In a few weeks, our spring semester will end, and we’ll begin our summer work schedule. Just like last year, for ten weeks the entire college will close at noon on Fridays and be closed until 8:00 am Monday. My boss, being an agreeable type, has let us choose whether we want to work four nine-hour days and then the four hour day on Friday, or work ten-hour days Monday through Thursday and have Friday off every week. Obviously someone has to be here Friday, but one of our librarians chose to work every Friday last year (because he didn’t want to do ten hour days), and he is doing the same this year. My boss also works on Fridays, because she feels she should be here every day. So Friday is well covered, and the rest of us can work four ten-hour days if we want. And we do want.
Last year, my conclusion at the end of the summer was that it was nice to be done with the longer days, but also that it was worth it to have Fridays off. Three day weekends every week are awesome, frankly. But ten-hour workdays are long, for sure. My usual schedule is 9:30 to 6:00; in the summer I’ll work 8:00 to 6:30. Staying an extra half hour is no big deal. Getting here at 8:00 is the hard part.
So, what are my “best practices” for surviving a ten-hour workday, when you’re not used to it?
- First, pace yourself. It’s a long day. Don’t burn yourself out, either mentally or physically, in the first four hours and then be wiped out for the next six.
- Second, stay hydrated. Drink lots of water. I tend to forget to drink in the afternoons, and then get headaches. Also, having to get up to use the restroom more often keeps the blood moving.
- Third, graze throughout the day. It works better for me that way. I don’t have time for my usual big breakfast in the morning, so I eat light and then eat again not long after I get to work. Lunch is as usual, and then I have a snack or two on through the afternoon. Not eating a big lunch makes it easier to stay awake during the long, long afternoon. And you really don’t want big blood sugar swings during a ten-hour day.
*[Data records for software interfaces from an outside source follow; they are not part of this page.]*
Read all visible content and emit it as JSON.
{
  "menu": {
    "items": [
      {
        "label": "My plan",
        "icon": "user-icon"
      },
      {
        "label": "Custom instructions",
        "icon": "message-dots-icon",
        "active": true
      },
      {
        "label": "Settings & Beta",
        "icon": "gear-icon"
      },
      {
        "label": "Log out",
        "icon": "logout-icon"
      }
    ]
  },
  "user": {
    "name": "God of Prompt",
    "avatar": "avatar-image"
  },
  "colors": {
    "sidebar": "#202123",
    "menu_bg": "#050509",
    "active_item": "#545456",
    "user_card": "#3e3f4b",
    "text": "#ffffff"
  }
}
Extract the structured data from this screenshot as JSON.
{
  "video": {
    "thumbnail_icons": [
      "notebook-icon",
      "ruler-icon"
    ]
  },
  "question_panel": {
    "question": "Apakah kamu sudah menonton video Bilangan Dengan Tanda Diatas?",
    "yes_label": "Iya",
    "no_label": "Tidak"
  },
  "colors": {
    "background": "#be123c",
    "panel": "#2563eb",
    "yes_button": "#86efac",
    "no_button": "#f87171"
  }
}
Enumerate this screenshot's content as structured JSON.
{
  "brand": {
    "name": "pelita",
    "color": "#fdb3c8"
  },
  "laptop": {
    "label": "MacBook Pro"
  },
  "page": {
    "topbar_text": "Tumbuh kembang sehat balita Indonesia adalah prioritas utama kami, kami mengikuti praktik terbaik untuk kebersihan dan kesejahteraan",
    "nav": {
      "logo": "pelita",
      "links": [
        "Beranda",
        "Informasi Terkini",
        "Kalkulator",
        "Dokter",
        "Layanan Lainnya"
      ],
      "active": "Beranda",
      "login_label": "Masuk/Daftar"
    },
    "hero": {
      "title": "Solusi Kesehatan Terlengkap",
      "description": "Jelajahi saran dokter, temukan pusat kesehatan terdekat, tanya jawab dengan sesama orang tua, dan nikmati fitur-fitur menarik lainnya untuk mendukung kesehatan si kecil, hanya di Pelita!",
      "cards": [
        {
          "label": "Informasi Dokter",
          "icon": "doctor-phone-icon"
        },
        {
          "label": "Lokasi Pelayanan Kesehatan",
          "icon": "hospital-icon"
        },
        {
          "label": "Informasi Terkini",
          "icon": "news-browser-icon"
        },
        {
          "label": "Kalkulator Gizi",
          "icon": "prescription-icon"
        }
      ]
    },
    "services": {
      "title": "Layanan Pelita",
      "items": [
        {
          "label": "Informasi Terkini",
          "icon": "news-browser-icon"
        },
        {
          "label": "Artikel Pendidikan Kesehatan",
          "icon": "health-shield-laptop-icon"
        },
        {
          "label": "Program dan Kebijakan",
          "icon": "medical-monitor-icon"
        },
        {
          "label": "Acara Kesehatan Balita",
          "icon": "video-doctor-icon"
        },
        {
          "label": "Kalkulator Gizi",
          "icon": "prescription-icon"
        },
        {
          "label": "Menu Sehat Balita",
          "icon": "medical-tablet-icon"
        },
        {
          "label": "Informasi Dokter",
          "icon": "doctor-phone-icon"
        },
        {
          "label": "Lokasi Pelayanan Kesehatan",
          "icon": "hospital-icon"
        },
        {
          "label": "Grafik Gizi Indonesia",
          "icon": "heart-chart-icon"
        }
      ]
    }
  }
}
- Fourth, if you can, take on a couple of projects that you’ve been meaning to get to. Those two extra hours can be a good time to work on something that takes some extended attention, that you haven’t seemed to be able to fit into a normal eight-hour day. Summers are slower for us anyway, since there aren’t as many students around, so we always plan summer projects, but it seems easier to work on them while on the four-day schedule. I don’t know exactly why that is.
- Fifth, don’t fill up your Friday with a lot of planned activities if you’re not a very high-energy person. I find that after finishing my four ten-hour days, I’m kind of tired once Friday rolls around. So I usually take it kind of easy and use that as my day to read and do stuff around the house. I might go to a movie if one of my other teacher friends wants to, or drag my chair down to the beach to read in the morning. Of course, if you’re a high energy person, you may not need that down day. I find that when I use Friday that way, though, then I have plenty of energy for Saturday and Sunday to either go somewhere or get the more heavy duty yard work done.
- Finally, dress as comfortably as you can. I can’t wear jeans, or shorts and a tee shirt to work, but I can wear tennis shoes with my dockers and a comfortable shirt. If you’re comfortable in hose and heels, then go for it, and I know a lot of people don’t have a choice. (Although in Florida no one wears hose. Ever.) But if you can, go comfy.
And if you’re stuck with your five-day work week, that’s too bad…